by Alice do Valle, Justice Now
Another woman died on July 29th, at the Central California Women’ Facility (CCWF) in a string of three deaths in 10 days resulting from medical neglect, indifference and failure by that institution’s medical staff to recommend early release of terminally ill prisoners.
“It’s outrageous that women are dying in the custody of the California Department of Corrections because of horrendous substandard medical care and failure to adhere to the law,” said Cynthia Chandler, the Co-director of Justice Now, who had been working with all three women.
The most recent death was that of 44-year-old Jeanette LaPlat, who suffered from Hepatitis C. “Even when they knew she was going to die they didn’t recommend her for compassionate release because they didn’t want to admit how sick she became in their care,” said Darci Byrd, Jeanette’s sister. Compassionate Release is a California law that allows for the release of terminally ill prisoners with six months or less to live and whose release would not pose a threat to society.
Marina Ramirez was 51 years old when she died on July 26th of a complication from multiple myeloma, a type of bone cancer. Despite the seriousness of her illness, prison staff unnecessarily delayed issuing bed-ridden Ms. Ramirez a compassionate release recommendation until about 20 days before she died. “This delay meant that she was out of custody for only hours and died in the hospital near the prison instead of at home in the care of her family,” said Courtaney Wilson, Ms. Ramirez’ Legal Advocate.
Melody Osburn, who died in prison on July 19th at 46 years of age, had been battling lung cancer since 1998. In the last few months, although Ms. Osburn had reported increasing pain and discomfort, doctors at CCWF insisted that her cancer was in remission and took her off all pain medication. She didn’t get any medical attention until she threw up blood all over her cell on June 30th and was rushed to Madera Community Hospital.
“They knew she was terminally ill, but didn’t want to start a compassionate release process. So they told her the cancer was in remission even though it wasn’t,” said Patti Hagen, a friend of Ms. Osburn. Supporters of Ms. Osburn’s release circulated a petition inside of CCWF that gathered 1,342 signatories, including correctional officers and prisoners. “Melody was highly esteemed by all and I hope that her death helps highlight the callous ways women are dealt with in prison,” Ms. Hagen added.

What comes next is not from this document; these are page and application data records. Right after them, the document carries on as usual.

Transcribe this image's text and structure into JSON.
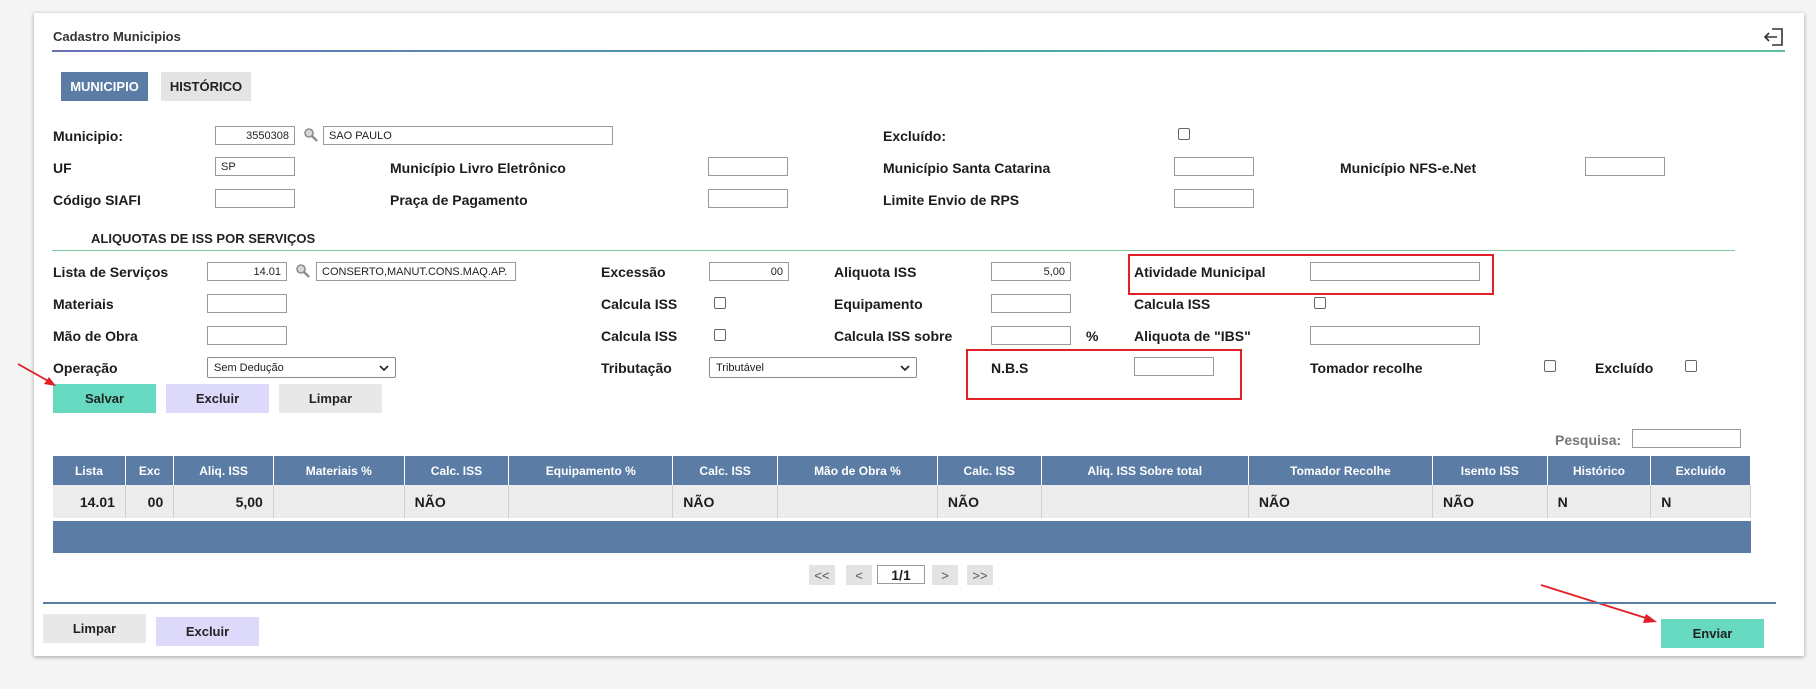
{
  "header": {
    "title": "Cadastro Municipios"
  },
  "tabs": [
    {
      "label": "MUNICIPIO"
    },
    {
      "label": "HISTÓRICO"
    }
  ],
  "municipio": {
    "municipio_label": "Municipio:",
    "municipio_code": "3550308",
    "municipio_name": "SAO PAULO",
    "excluido_label": "Excluído:",
    "uf_label": "UF",
    "uf_value": "SP",
    "livro_label": "Município Livro Eletrônico",
    "santa_catarina_label": "Município Santa Catarina",
    "nfse_label": "Município NFS-e.Net",
    "siafi_label": "Código SIAFI",
    "praca_label": "Praça de Pagamento",
    "limite_label": "Limite Envio de RPS"
  },
  "aliquotas": {
    "section_title": "ALIQUOTAS DE ISS POR SERVIÇOS",
    "lista_label": "Lista de Serviços",
    "lista_code": "14.01",
    "lista_desc": "CONSERTO,MANUT.CONS.MAQ.AP.",
    "excessao_label": "Excessão",
    "excessao_value": "00",
    "aliquota_iss_label": "Aliquota ISS",
    "aliquota_iss_value": "5,00",
    "atividade_label": "Atividade Municipal",
    "materiais_label": "Materiais",
    "calcula_iss_label_1": "Calcula ISS",
    "equipamento_label": "Equipamento",
    "calcula_iss_label_2": "Calcula ISS",
    "mao_obra_label": "Mão de Obra",
    "calcula_iss_label_3": "Calcula ISS",
    "calcula_sobre_label": "Calcula ISS sobre",
    "percent": "%",
    "ibs_label": "Aliquota de \"IBS\"",
    "operacao_label": "Operação",
    "operacao_value": "Sem Dedução",
    "tributacao_label": "Tributação",
    "tributacao_value": "Tributável",
    "nbs_label": "N.B.S",
    "tomador_label": "Tomador recolhe",
    "excluido_label": "Excluído"
  },
  "actions": {
    "salvar": "Salvar",
    "excluir": "Excluir",
    "limpar": "Limpar"
  },
  "search": {
    "label": "Pesquisa:"
  },
  "table": {
    "headers": [
      "Lista",
      "Exc",
      "Aliq. ISS",
      "Materiais %",
      "Calc. ISS",
      "Equipamento %",
      "Calc. ISS",
      "Mão de Obra %",
      "Calc. ISS",
      "Aliq. ISS Sobre total",
      "Tomador Recolhe",
      "Isento ISS",
      "Histórico",
      "Excluído"
    ],
    "rows": [
      [
        "14.01",
        "00",
        "5,00",
        "",
        "NÃO",
        "",
        "NÃO",
        "",
        "NÃO",
        "",
        "NÃO",
        "NÃO",
        "N",
        "N"
      ]
    ]
  },
  "pager": {
    "first": "<<",
    "prev": "<",
    "page": "1/1",
    "next": ">",
    "last": ">>"
  },
  "footer": {
    "limpar": "Limpar",
    "excluir": "Excluir",
    "enviar": "Enviar"
  },
  "colors": {
    "accent": "#5b7ca4",
    "save": "#67d9c0",
    "delete": "#ddd9fb",
    "highlight": "#e31e24"
  }
}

“These deaths highlight the chronic problems that persist in prison healthcare: medical neglect, indifference and failure to follow the law, to name a few,” Ms. Chandler said. “Prisons are institutions that function through secrecy, dehumanization and abuse. In this environment, even a minor sentence becomes a death sentence.”